(Given data):
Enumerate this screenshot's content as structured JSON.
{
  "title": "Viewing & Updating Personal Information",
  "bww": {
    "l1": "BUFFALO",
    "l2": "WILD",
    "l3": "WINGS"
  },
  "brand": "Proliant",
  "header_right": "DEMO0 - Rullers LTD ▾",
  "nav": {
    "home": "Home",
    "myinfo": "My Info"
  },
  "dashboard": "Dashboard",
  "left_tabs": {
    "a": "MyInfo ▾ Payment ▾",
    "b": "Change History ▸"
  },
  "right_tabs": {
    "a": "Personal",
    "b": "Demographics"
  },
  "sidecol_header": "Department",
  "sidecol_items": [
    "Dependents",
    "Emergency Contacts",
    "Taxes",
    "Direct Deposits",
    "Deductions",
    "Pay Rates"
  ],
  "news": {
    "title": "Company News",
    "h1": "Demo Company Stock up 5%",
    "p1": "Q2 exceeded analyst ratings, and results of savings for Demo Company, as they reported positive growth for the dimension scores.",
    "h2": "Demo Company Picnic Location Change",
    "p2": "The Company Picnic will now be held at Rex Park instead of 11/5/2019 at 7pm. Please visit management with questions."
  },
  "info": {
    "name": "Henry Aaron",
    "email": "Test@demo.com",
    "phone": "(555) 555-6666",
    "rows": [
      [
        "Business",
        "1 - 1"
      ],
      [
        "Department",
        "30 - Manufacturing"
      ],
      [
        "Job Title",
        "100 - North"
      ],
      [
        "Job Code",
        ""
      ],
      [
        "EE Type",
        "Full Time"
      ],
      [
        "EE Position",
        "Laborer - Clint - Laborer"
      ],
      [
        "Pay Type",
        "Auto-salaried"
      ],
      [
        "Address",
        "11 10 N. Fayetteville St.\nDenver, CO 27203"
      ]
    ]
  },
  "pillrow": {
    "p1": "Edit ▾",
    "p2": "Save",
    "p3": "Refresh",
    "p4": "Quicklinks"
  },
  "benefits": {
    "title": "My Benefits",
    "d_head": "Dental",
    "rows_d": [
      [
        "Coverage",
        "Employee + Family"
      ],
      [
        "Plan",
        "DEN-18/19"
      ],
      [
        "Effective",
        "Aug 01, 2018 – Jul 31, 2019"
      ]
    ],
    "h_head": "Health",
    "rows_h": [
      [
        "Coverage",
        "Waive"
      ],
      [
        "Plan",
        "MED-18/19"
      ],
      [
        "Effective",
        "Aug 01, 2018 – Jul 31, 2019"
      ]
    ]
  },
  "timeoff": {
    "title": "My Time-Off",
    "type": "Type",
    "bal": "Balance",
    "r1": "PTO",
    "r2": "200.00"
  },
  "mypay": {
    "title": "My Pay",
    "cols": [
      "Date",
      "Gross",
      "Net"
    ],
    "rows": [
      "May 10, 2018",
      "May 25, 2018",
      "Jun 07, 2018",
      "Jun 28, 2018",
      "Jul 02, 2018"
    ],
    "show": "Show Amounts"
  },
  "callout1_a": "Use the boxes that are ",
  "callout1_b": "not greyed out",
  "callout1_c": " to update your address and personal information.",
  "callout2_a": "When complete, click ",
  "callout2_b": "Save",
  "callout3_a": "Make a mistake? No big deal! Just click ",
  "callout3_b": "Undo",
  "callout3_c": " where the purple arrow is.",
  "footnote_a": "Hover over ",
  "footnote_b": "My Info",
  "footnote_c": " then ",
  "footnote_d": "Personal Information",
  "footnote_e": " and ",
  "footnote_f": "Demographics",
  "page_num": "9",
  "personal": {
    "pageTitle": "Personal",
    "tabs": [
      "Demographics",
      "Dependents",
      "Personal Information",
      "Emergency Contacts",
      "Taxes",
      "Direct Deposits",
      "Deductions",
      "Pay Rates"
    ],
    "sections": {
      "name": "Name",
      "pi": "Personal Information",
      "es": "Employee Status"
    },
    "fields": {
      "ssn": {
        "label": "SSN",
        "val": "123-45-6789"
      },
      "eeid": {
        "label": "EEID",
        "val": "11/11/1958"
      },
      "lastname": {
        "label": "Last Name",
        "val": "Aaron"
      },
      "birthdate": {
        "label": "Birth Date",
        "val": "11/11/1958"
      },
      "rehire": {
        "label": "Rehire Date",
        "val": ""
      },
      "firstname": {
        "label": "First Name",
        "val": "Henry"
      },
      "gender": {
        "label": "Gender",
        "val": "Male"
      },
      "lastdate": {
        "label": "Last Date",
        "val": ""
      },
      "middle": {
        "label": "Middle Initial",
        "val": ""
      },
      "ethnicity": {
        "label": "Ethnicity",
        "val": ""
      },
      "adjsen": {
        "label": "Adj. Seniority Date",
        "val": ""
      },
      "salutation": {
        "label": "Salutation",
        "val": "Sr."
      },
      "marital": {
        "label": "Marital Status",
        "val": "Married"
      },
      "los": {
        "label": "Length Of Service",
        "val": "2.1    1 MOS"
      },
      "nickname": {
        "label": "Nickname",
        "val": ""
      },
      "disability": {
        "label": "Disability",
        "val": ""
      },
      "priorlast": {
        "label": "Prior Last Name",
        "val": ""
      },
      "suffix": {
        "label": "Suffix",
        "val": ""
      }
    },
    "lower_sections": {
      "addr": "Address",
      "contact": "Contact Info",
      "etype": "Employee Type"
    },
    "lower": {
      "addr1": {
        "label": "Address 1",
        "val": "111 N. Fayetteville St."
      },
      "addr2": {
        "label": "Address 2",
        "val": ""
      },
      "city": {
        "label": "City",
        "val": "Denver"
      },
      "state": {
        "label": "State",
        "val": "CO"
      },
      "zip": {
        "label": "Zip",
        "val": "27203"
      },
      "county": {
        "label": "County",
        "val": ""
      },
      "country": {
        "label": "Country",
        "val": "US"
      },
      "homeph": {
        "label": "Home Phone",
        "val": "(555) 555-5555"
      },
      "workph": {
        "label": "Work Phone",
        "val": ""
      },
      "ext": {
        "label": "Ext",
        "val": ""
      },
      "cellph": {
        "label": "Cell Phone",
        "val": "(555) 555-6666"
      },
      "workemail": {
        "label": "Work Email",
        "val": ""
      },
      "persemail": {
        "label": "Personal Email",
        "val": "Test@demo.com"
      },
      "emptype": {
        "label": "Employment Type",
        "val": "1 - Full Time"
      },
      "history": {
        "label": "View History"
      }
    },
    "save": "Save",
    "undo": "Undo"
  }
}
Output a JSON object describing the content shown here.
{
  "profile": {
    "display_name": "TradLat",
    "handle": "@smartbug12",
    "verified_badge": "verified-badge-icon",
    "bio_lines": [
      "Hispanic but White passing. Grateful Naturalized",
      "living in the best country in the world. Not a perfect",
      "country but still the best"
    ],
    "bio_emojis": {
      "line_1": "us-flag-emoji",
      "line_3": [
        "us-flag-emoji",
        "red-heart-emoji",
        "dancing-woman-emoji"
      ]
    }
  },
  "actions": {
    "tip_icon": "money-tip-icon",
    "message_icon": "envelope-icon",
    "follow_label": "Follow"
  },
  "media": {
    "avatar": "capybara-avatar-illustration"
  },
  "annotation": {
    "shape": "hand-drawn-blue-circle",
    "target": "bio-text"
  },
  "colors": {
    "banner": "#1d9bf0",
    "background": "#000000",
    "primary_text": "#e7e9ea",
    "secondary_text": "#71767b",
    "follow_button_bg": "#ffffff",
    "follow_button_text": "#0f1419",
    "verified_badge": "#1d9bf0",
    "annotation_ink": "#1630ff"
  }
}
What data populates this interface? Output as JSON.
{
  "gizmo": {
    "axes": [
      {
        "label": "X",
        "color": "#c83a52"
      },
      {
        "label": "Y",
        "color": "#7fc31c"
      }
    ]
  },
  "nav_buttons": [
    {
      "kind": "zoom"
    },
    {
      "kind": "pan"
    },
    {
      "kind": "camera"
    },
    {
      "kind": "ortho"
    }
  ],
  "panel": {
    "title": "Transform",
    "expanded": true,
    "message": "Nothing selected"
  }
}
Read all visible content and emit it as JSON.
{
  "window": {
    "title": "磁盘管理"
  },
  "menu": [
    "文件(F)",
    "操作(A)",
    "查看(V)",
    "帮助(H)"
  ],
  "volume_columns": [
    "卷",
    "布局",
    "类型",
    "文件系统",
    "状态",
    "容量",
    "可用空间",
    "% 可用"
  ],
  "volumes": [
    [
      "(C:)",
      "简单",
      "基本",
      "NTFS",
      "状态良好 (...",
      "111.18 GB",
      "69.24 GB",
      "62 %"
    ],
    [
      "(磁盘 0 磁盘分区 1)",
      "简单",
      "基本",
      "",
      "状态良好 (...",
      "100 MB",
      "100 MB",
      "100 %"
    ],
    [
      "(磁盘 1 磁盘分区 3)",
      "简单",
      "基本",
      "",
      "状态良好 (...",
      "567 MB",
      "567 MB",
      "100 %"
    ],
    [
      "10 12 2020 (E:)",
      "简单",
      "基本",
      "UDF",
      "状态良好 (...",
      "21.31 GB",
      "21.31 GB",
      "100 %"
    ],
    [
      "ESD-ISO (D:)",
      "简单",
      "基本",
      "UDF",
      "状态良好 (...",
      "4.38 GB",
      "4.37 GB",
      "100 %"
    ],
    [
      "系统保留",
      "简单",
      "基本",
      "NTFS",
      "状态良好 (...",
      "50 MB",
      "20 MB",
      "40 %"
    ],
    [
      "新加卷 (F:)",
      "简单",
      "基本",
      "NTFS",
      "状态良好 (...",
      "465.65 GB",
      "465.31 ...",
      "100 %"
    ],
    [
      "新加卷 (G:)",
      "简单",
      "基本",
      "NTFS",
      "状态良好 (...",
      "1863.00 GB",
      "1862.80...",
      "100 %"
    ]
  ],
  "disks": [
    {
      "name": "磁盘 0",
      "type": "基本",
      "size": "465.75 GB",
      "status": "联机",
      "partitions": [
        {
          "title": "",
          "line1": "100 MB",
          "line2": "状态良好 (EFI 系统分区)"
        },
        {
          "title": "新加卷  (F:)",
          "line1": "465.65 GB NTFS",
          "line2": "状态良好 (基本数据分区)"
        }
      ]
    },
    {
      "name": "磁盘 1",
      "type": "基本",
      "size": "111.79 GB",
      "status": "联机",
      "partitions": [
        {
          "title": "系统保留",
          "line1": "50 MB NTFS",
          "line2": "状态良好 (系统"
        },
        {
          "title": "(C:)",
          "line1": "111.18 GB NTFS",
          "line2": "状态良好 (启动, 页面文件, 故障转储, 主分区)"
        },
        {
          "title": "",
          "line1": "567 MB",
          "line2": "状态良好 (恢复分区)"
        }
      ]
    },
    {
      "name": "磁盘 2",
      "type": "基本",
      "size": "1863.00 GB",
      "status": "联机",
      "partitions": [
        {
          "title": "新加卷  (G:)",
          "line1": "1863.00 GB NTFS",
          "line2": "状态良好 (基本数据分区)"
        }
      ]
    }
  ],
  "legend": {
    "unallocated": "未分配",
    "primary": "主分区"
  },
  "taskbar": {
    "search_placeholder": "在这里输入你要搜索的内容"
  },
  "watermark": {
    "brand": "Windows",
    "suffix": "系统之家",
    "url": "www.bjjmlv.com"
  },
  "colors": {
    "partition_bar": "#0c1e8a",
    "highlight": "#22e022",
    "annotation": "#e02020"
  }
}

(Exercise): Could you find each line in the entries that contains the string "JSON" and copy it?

(Reply to the task):
Enumerate this screenshot's content as structured JSON.
Output a JSON object describing the content shown here.
What data populates this interface? Output as JSON.
Read all visible content and emit it as JSON.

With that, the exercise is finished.